Having a coach made me a better mover. But it also is helping me be a better coach. Because I have some new skills and ways of approaching things that make sense for different people. I think the greatest driver of this is that I had to be a STUDENT of a different “way” for awhile and learn myself. Being a student helps me help other people BETTER.
Having a coach helped me see, through a student’s eye, how it feels when I don’t WANT to, but I know it is probably the best thing for me…..to show up. Not only show up because my coach expects it, but to show up for MYSELF. I’m accountable to MYSELF. Showing up doesn’t necessarily mean that every workout or every session will be or feel amazing, or even that it will go 100% as written. But I still show up for myself appropriately when I need to. Because I’m in this for ME and my skillset and learning.
Having a coach is HUGE.
First, it takes the guesswork out. Someone else does the details for you after they get to know things about you. This frees up your energy and time so all you have to do is show up.
Second, coaches don’t tend to be emotional about the things you can easily get emotional about. So, suddenly the emotional piece is sorta gone.

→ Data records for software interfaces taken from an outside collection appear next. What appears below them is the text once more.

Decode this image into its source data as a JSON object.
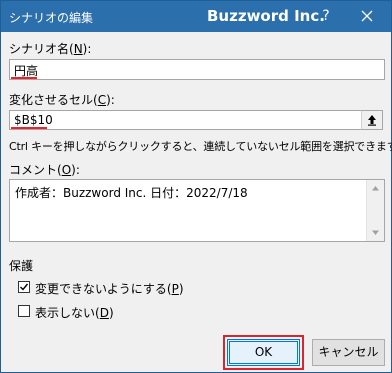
{
  "window": {
    "title": "シナリオの編集",
    "brand": "Buzzword Inc.",
    "help": "?",
    "close_icon": "close-icon"
  },
  "scenario_name": {
    "label": "シナリオ名(",
    "accel": "N",
    "label_tail": "):",
    "value": "円高"
  },
  "changing_cells": {
    "label": "変化させるセル(",
    "accel": "C",
    "label_tail": "):",
    "value": "$B$10",
    "collapse_icon": "collapse-dialog-icon"
  },
  "hint": "Ctrl キーを押しながらクリックすると、連続していないセル範囲を選択できます。",
  "comment": {
    "label": "コメント(",
    "accel": "O",
    "label_tail": "):",
    "value": "作成者：Buzzword Inc. 日付：2022/7/18"
  },
  "protection": {
    "heading": "保護",
    "prevent_changes": {
      "label": "変更できないようにする(",
      "accel": "P",
      "label_tail": ")",
      "checked": true
    },
    "hide": {
      "label": "表示しない(",
      "accel": "D",
      "label_tail": ")",
      "checked": false
    }
  },
  "buttons": {
    "ok": "OK",
    "cancel": "キャンセル"
  },
  "colors": {
    "titlebar": "#2b6fad",
    "highlight": "#d9252f",
    "accent": "#0078d7"
  }
}
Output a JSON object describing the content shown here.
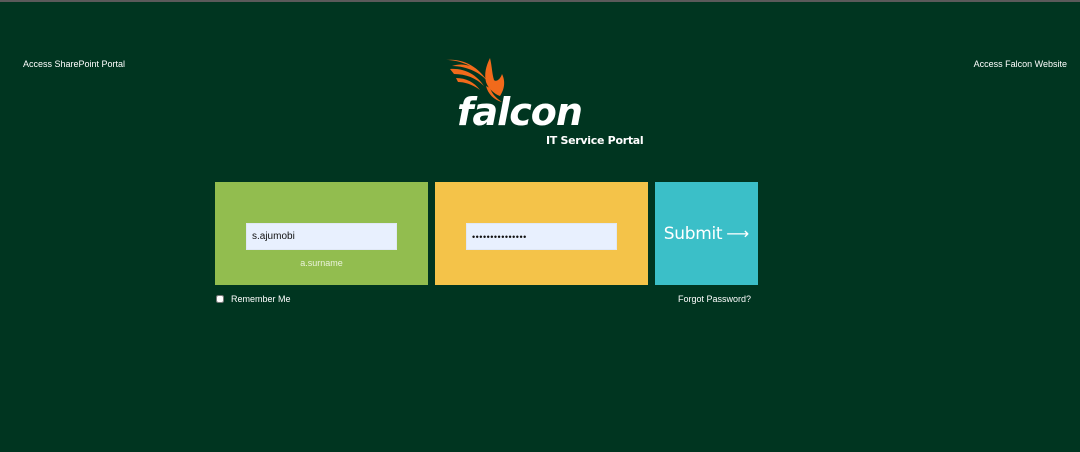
{
  "header": {
    "left_link": "Access SharePoint Portal",
    "right_link": "Access Falcon Website"
  },
  "logo": {
    "wordmark": "falcon",
    "subtitle": "IT Service Portal",
    "bird_icon": "falcon-bird-icon",
    "bird_color": "#f26a1b"
  },
  "login": {
    "username_value": "s.ajumobi",
    "username_hint": "a.surname",
    "password_value": "•••••••••••••••",
    "submit_label": "Submit",
    "submit_arrow": "⟶",
    "remember_label": "Remember Me",
    "forgot_label": "Forgot Password?"
  },
  "colors": {
    "background": "#003520",
    "user_tile": "#92bd4f",
    "password_tile": "#f4c349",
    "submit_tile": "#3bbfc8"
  }
}
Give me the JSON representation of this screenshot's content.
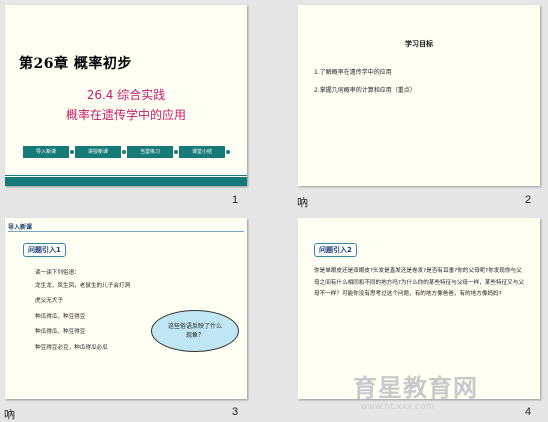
{
  "slides": [
    {
      "number": "1",
      "chapter": "第26章  概率初步",
      "subtitle1": "26.4 综合实践",
      "subtitle2": "概率在遗传学中的应用",
      "buttons": [
        "导入新课",
        "讲授新课",
        "当堂练习",
        "课堂小结"
      ]
    },
    {
      "number": "2",
      "note": "吶",
      "title": "学习目标",
      "items": [
        "1.了解概率在遗传学中的应用",
        "2.掌握几何概率的计算和应用（重点）"
      ]
    },
    {
      "number": "3",
      "note": "吶",
      "header": "导入新课",
      "label": "问题引入1",
      "lines": [
        "读一读下列俗语：",
        "龙生龙，凤生凤，老鼠生的儿子会打洞",
        "虎父无犬子",
        "种瓜得瓜，种豆得豆",
        "种瓜得瓜，种豆得豆",
        "种豆得豆必豆，种瓜得瓜必瓜"
      ],
      "cloud": "这些俗语反映了什么现象？"
    },
    {
      "number": "4",
      "label": "问题引入2",
      "text": "你是单眼皮还是双眼皮?头发是直发还是卷发?是否有耳垂?你的父母呢?你发现你与父母之间有什么相同和不同的地方吗?为什么你的某些特征与父母一样，某些特征又与父母不一样？可能你没有思考过这个问题，有的地方像爸爸，有的地方像妈妈?"
    }
  ],
  "watermark": {
    "brand": "育星教育网",
    "url": "www.ht.xxx.com"
  }
}
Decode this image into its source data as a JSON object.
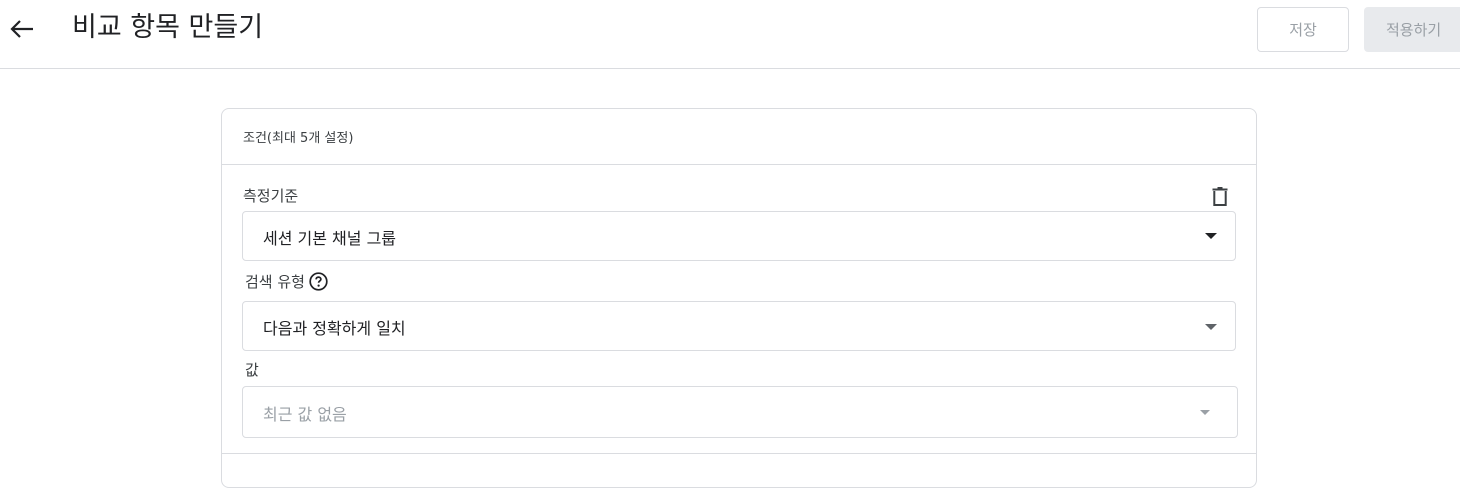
{
  "header": {
    "back_icon": "arrow-left-icon",
    "title": "비교 항목 만들기",
    "save_label": "저장",
    "apply_label": "적용하기"
  },
  "card": {
    "header_text": "조건(최대 5개 설정)",
    "dimension": {
      "label": "측정기준",
      "value": "세션 기본 채널 그룹",
      "delete_icon": "trash-icon"
    },
    "match_type": {
      "label": "검색 유형",
      "help_icon": "help-circle-icon",
      "value": "다음과 정확하게 일치"
    },
    "value_field": {
      "label": "값",
      "placeholder": "최근 값 없음"
    }
  }
}
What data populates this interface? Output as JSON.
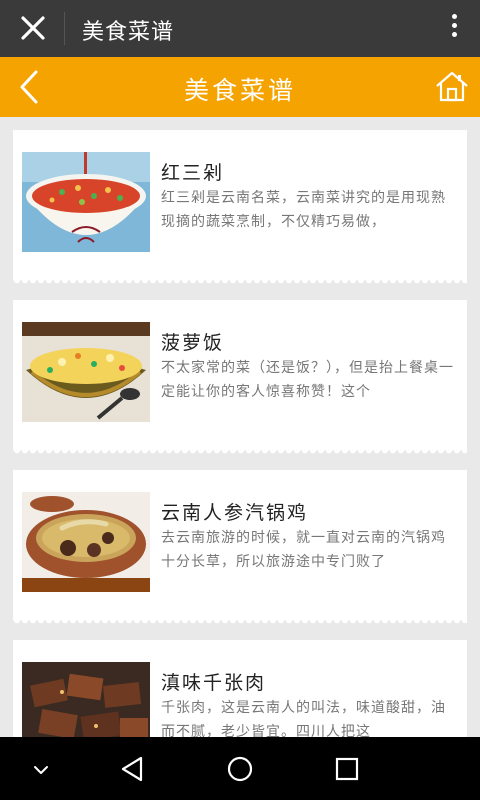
{
  "topbar": {
    "title": "美食菜谱"
  },
  "header": {
    "title": "美食菜谱",
    "accent": "#f4a300"
  },
  "recipes": [
    {
      "title": "红三剁",
      "desc": "红三剁是云南名菜，云南菜讲究的是用现熟现摘的蔬菜烹制，不仅精巧易做，"
    },
    {
      "title": "菠萝饭",
      "desc": "不太家常的菜（还是饭？），但是抬上餐桌一定能让你的客人惊喜称赞！这个"
    },
    {
      "title": "云南人参汽锅鸡",
      "desc": "去云南旅游的时候，就一直对云南的汽锅鸡十分长草，所以旅游途中专门败了"
    },
    {
      "title": "滇味千张肉",
      "desc": "千张肉，这是云南人的叫法，味道酸甜，油而不腻，老少皆宜。四川人把这"
    }
  ]
}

Third, if you hire a good coach (please, please, PLEASE hire a coach based on knowledge, training, certifications, application, and someone who also does what they tell YOU to do), you will learn and make progress. A good coach respects your body and your limits and will keep you safe, while at the same time helping you grow and push outside of your comfort zone. A good coach will tell you WHY you are doing things and help you understand the process.
This experience solidified why coaches need coaches. And to be honest, why pretty much everyone will benefit from a qualified coach.